PREFACE. The present work is the outcome of two lines of study pursued, with more or less interruption from other studies, for about thirty years. It will be observed that the book has two themes, as different in character as the themes for voice and piano in Schubert's "Frühlingsglaube," and yet so closely related that the one is needful for an adequate comprehension of the other. In order to view in their true perspective the series of... more...

I. WILD WOOL Moral improvers have calls to preach. I have a friend who has a call to plough, and woe to the daisy sod or azalea thicket that falls under the savage redemption of his keen steel shares. Not content with the so-called subjugation of every terrestrial bog, rock, and moorland, he would fain discover some method of reclamation applicable to the ocean and the sky, that in due calendar time they might be brought to bud and blossom as... more...


Introduction. After many years of travel, during which I had seen men under almost every variety of government, religion, and climate, I looked round to discover if there were not still new combinations under which human nature was to be investigated. I had traversed the old country until satisfied, if not satiated; and I had sailed many a weary thousand miles from west to east, and from north to south, until people, manners, and customs were... more...

Letter I Lake Tahoe—Morning in San Francisco—Dust—A Pacific mail-train—Digger Indians—Cape Horn—A mountain hotel—A pioneer—A Truckee livery stable—A mountain stream—Finding a bear—Tahoe. LAKE TAHOE, September 2. I have found a dream of beauty at which one might look all one's life and sigh. Not lovable, like the Sandwich Islands, but beautiful in its own way! A strictly North... more...

THURSDAY, MAY 1ST, 1834. Left home quarter past 10 accompanied by my three friends, Mr. Baker, Mr. John Dean, and Cousin Peter Heywood. Took a walk to the Prince's Dock; found my berth situated near the foot of the staircase. Thence we proceeded to Mr. Thornley's office and met with the kindest attention. Received several letters of introduction and valuable information; recommended me to take dollars; sent a clerk with me to the money... more...

MY FIRST VISIT, DAY THE FIRST It was a fine October evening when I was sitting on the back stoop of his cheerful little bachelor's establishment in Mercer street, with my old friend and comrade, Henry Archer. Many a frown of fortune had we two weathered out together; in many of her brightest smiles had we two reveled--never was there a stauncher friend, a merrier companion, a keener sportsman, or a better fellow, than this said Harry; and here... more...

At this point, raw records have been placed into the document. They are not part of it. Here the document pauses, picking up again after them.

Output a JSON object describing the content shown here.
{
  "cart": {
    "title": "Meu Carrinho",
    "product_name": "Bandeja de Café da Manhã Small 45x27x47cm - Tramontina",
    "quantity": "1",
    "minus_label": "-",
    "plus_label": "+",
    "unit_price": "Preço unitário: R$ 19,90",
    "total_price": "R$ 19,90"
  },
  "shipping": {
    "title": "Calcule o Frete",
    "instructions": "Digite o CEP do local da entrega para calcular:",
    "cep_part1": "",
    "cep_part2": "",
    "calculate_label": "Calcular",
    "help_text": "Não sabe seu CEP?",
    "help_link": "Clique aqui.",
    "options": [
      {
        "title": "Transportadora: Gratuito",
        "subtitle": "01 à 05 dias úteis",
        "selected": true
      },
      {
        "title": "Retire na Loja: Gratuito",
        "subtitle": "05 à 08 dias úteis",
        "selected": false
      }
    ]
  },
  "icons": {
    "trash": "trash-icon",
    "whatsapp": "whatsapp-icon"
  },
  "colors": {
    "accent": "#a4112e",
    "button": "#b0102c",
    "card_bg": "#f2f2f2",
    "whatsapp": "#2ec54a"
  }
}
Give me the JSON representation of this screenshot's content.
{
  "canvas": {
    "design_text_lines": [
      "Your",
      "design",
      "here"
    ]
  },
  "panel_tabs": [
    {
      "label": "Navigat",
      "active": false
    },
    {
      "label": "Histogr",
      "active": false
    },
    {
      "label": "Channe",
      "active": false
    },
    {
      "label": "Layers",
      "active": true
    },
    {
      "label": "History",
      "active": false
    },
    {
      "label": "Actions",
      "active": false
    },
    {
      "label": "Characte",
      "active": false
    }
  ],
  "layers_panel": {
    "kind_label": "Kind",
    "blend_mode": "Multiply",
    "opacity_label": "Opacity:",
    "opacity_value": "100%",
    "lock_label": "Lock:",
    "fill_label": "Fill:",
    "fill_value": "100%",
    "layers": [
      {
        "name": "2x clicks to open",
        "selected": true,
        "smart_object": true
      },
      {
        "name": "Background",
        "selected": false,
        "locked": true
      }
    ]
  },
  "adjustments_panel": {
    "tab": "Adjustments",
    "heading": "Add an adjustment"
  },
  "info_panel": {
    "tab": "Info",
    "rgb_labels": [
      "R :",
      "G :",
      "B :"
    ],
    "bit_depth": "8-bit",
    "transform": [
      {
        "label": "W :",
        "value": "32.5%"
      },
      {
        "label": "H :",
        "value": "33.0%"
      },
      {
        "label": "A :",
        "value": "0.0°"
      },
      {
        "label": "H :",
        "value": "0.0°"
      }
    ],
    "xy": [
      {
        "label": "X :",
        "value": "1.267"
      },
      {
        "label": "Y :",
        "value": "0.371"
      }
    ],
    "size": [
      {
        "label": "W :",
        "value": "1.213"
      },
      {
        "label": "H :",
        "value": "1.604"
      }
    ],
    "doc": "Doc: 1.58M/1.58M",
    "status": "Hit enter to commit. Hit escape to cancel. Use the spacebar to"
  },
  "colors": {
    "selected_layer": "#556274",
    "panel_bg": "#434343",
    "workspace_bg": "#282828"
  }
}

CHAPTER I. DEPARTURE FROM FRANCE TO RETURN TO NEW FRANCE.—THE DANGERS AND OTHER EVENTS WHICH OCCURRED UP TO THE TIME OF ARRIVAL AT THE SETTLEMENT. We set out from Honfleur on the first day of March. The wind was favorable until the eighth, when we were opposed by a wind south-southwest and west-northwest, driving us as far as latitude 42°, without our being able to make a southing, so as to sail straight forward on our course.... more...